Exercise prompt — For every record below, write out an exact copy.

Material for this task —

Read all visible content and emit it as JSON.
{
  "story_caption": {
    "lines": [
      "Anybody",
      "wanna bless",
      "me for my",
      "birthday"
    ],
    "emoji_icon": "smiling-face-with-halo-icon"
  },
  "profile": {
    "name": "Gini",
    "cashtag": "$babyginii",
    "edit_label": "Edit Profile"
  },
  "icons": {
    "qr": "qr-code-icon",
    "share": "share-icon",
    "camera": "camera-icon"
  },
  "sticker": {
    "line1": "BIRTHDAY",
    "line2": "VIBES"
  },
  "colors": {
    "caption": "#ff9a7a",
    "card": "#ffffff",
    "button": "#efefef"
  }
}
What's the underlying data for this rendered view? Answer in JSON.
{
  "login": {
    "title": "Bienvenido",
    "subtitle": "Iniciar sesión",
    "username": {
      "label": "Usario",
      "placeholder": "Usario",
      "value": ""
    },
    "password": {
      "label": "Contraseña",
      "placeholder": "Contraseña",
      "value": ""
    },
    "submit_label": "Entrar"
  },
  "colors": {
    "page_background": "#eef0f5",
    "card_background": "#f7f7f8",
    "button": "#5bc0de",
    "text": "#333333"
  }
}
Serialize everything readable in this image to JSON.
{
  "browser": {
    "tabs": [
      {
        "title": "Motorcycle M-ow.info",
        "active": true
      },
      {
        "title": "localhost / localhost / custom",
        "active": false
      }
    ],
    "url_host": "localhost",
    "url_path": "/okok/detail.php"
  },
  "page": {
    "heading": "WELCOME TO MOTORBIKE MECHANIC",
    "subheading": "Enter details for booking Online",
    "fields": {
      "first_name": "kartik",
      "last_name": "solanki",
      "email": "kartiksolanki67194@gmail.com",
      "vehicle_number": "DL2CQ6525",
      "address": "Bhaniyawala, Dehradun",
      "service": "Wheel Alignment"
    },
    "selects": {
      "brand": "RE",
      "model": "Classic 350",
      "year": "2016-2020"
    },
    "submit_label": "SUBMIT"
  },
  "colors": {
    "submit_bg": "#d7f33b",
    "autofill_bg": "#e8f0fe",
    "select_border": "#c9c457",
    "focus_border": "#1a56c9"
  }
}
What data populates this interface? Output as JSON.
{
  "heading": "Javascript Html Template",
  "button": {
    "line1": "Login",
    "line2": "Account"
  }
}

Written solution —
Read all visible content and emit it as JSON.
{
  "story_caption": {
    "lines": [
      "Anybody",
      "wanna bless",
      "me for my",
      "birthday"
    ],
    "emoji_icon": "smiling-face-with-halo-icon"
  },
  "profile": {
    "name": "Gini",
    "cashtag": "$babyginii",
    "edit_label": "Edit Profile"
  },
  "icons": {
    "qr": "qr-code-icon",
    "share": "share-icon",
    "camera": "camera-icon"
  },
  "sticker": {
    "line1": "BIRTHDAY",
    "line2": "VIBES"
  },
  "colors": {
    "caption": "#ff9a7a",
    "card": "#ffffff",
    "button": "#efefef"
  }
}
What's the underlying data for this rendered view? Answer in JSON.
{
  "login": {
    "title": "Bienvenido",
    "subtitle": "Iniciar sesión",
    "username": {
      "label": "Usario",
      "placeholder": "Usario",
      "value": ""
    },
    "password": {
      "label": "Contraseña",
      "placeholder": "Contraseña",
      "value": ""
    },
    "submit_label": "Entrar"
  },
  "colors": {
    "page_background": "#eef0f5",
    "card_background": "#f7f7f8",
    "button": "#5bc0de",
    "text": "#333333"
  }
}
Serialize everything readable in this image to JSON.
{
  "browser": {
    "tabs": [
      {
        "title": "Motorcycle M-ow.info",
        "active": true
      },
      {
        "title": "localhost / localhost / custom",
        "active": false
      }
    ],
    "url_host": "localhost",
    "url_path": "/okok/detail.php"
  },
  "page": {
    "heading": "WELCOME TO MOTORBIKE MECHANIC",
    "subheading": "Enter details for booking Online",
    "fields": {
      "first_name": "kartik",
      "last_name": "solanki",
      "email": "kartiksolanki67194@gmail.com",
      "vehicle_number": "DL2CQ6525",
      "address": "Bhaniyawala, Dehradun",
      "service": "Wheel Alignment"
    },
    "selects": {
      "brand": "RE",
      "model": "Classic 350",
      "year": "2016-2020"
    },
    "submit_label": "SUBMIT"
  },
  "colors": {
    "submit_bg": "#d7f33b",
    "autofill_bg": "#e8f0fe",
    "select_border": "#c9c457",
    "focus_border": "#1a56c9"
  }
}
What data populates this interface? Output as JSON.
{
  "heading": "Javascript Html Template",
  "button": {
    "line1": "Login",
    "line2": "Account"
  }
}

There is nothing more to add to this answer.